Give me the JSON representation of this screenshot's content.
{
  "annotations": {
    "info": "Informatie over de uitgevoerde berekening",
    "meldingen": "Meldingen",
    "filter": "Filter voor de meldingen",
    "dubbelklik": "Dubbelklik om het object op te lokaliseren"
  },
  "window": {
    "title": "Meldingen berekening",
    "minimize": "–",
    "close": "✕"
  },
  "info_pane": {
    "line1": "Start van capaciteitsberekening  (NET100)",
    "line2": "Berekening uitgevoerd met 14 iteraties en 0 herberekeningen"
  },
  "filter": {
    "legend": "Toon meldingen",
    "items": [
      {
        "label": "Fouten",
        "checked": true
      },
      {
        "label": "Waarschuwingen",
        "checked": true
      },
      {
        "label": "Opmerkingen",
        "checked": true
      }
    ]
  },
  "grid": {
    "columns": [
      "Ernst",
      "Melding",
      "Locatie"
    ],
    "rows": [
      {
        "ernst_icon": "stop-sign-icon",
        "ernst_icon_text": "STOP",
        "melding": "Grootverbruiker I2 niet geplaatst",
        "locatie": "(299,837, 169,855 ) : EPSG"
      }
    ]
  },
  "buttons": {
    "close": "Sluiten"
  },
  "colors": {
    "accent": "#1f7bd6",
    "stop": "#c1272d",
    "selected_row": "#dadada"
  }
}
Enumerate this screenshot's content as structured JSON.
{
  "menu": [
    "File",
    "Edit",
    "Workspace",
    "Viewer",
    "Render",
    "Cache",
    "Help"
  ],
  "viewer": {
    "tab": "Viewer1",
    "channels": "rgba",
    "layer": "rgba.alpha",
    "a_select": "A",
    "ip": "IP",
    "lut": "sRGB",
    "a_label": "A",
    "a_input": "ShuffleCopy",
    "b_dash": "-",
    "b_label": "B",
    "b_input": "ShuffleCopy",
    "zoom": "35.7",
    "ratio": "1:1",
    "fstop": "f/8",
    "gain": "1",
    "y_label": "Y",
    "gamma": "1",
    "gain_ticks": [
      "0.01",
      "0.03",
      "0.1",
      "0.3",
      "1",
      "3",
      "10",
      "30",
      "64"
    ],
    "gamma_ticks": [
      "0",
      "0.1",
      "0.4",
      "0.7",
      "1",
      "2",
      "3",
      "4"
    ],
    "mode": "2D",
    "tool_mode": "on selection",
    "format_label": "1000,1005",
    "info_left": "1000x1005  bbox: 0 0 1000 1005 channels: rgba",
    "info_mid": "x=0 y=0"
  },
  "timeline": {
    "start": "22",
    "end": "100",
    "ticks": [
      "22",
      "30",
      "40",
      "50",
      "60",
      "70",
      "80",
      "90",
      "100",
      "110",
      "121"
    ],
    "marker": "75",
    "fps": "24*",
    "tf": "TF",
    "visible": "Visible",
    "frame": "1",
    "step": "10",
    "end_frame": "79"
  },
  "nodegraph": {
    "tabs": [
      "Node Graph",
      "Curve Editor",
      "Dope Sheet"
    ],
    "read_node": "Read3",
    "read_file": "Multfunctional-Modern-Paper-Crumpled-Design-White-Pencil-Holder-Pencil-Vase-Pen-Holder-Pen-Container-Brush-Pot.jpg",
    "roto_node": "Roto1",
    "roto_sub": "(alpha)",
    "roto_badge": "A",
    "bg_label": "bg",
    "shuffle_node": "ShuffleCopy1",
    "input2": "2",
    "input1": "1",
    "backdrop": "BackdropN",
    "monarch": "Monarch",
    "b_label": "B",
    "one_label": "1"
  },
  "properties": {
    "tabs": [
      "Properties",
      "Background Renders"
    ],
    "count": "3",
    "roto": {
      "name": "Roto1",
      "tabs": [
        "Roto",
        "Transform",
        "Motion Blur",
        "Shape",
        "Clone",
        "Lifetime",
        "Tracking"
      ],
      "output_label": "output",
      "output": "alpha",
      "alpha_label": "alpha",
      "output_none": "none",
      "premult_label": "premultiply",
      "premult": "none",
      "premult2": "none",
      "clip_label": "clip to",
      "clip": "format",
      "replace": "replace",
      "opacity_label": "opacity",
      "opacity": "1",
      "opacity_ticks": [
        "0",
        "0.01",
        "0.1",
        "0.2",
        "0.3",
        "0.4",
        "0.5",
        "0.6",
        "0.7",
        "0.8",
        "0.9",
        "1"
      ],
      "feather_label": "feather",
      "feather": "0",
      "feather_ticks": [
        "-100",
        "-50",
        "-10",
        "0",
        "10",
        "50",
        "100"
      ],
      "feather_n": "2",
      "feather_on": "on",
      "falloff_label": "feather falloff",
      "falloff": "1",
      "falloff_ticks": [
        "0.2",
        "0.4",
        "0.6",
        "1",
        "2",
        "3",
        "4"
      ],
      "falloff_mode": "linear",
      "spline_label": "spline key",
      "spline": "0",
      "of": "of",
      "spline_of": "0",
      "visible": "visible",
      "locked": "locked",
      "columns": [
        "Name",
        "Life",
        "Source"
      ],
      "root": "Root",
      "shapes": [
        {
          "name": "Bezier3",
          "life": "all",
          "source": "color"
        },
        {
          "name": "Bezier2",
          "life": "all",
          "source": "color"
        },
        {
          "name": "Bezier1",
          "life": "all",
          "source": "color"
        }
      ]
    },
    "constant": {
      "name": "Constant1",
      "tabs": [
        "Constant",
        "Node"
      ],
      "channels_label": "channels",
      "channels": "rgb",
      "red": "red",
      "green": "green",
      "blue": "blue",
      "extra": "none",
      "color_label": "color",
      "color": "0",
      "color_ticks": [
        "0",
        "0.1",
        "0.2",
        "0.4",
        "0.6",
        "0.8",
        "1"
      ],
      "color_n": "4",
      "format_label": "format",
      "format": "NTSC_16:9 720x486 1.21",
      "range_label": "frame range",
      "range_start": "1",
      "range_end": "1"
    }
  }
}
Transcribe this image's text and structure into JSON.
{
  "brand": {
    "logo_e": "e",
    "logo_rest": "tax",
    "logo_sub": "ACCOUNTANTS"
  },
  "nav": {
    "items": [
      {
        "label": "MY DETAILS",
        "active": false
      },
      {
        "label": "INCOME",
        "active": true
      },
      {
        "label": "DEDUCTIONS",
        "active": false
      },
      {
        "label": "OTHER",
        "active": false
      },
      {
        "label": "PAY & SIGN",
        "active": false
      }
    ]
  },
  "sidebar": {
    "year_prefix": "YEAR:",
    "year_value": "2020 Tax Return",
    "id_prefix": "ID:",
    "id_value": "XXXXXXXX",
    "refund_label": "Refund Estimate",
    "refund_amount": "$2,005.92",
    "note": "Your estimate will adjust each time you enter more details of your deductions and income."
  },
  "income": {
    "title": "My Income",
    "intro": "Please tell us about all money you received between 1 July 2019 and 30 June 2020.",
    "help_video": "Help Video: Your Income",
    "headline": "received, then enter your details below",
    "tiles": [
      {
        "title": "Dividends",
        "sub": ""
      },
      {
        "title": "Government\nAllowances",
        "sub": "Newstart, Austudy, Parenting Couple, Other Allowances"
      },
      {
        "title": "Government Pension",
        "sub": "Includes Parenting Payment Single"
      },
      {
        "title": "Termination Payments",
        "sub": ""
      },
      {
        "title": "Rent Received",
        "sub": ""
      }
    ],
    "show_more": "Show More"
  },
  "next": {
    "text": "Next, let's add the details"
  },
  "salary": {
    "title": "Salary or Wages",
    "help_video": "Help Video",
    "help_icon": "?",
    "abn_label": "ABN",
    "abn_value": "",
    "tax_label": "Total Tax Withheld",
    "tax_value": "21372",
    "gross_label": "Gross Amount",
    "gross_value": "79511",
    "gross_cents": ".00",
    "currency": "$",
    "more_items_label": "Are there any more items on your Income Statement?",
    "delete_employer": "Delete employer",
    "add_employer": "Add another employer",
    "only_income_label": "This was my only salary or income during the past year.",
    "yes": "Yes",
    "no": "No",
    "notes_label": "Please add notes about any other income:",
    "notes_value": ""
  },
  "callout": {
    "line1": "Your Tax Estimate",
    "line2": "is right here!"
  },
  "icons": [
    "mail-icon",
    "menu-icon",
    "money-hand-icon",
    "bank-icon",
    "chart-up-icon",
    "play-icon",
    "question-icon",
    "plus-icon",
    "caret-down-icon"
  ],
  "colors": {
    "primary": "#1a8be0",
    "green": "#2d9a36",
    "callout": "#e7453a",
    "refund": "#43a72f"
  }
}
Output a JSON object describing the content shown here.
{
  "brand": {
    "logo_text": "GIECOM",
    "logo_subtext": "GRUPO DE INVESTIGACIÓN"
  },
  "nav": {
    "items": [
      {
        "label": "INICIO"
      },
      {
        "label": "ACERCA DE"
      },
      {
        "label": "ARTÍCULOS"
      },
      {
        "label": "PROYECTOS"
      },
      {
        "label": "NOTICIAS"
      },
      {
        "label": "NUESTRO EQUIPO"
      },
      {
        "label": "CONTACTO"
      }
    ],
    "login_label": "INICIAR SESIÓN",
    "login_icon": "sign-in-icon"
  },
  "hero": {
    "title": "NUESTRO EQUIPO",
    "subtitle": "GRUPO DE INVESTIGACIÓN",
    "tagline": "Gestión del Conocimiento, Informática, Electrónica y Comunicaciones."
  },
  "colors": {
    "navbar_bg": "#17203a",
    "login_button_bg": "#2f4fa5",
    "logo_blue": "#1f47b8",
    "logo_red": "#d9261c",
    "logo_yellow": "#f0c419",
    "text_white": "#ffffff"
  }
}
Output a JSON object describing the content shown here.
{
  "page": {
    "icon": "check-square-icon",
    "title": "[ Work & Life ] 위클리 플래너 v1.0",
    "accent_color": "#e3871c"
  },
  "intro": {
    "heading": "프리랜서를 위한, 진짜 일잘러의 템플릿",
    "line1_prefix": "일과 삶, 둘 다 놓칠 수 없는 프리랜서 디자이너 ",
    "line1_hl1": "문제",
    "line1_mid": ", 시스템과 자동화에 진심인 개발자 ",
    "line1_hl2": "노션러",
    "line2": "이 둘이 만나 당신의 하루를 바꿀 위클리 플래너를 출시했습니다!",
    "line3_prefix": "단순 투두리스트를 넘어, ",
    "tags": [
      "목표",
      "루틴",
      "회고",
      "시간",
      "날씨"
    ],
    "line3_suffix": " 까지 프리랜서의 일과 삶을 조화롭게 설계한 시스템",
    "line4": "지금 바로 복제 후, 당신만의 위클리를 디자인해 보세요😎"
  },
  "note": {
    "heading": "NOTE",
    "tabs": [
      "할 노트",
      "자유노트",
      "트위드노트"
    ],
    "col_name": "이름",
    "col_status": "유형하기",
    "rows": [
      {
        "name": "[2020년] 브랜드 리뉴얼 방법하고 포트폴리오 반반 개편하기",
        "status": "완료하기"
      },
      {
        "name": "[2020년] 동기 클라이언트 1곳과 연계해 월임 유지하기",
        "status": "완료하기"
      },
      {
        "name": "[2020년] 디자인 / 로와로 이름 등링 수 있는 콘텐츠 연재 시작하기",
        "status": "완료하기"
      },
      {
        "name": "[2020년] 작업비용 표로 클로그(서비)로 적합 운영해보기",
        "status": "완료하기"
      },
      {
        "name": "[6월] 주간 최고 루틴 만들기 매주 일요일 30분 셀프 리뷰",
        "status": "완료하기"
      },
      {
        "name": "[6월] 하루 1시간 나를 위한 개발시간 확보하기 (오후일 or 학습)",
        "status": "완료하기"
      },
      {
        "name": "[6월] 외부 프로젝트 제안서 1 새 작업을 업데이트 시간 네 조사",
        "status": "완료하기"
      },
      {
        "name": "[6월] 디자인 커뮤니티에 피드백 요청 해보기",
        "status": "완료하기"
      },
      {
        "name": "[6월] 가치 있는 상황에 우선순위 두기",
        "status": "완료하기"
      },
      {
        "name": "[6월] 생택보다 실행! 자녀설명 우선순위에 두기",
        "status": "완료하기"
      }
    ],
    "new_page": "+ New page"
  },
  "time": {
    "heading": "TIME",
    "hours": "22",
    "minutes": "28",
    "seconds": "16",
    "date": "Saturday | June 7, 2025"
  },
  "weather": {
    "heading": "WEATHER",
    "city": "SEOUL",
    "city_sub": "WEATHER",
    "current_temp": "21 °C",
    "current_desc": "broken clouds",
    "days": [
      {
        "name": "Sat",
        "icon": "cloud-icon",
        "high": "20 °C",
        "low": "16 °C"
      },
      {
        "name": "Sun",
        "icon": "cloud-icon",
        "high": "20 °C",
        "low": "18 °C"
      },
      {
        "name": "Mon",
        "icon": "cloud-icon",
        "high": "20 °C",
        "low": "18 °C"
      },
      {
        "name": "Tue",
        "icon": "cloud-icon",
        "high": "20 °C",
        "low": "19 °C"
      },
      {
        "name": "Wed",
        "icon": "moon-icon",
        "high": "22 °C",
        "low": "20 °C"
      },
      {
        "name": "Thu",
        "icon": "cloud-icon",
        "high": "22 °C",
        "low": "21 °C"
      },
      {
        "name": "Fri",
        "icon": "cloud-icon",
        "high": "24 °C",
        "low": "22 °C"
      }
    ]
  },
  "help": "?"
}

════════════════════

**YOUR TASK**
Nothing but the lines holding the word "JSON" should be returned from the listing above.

**RESULT**
Give me the JSON representation of this screenshot's content.
Enumerate this screenshot's content as structured JSON.
Transcribe this image's text and structure into JSON.
Output a JSON object describing the content shown here.
Output a JSON object describing the content shown here.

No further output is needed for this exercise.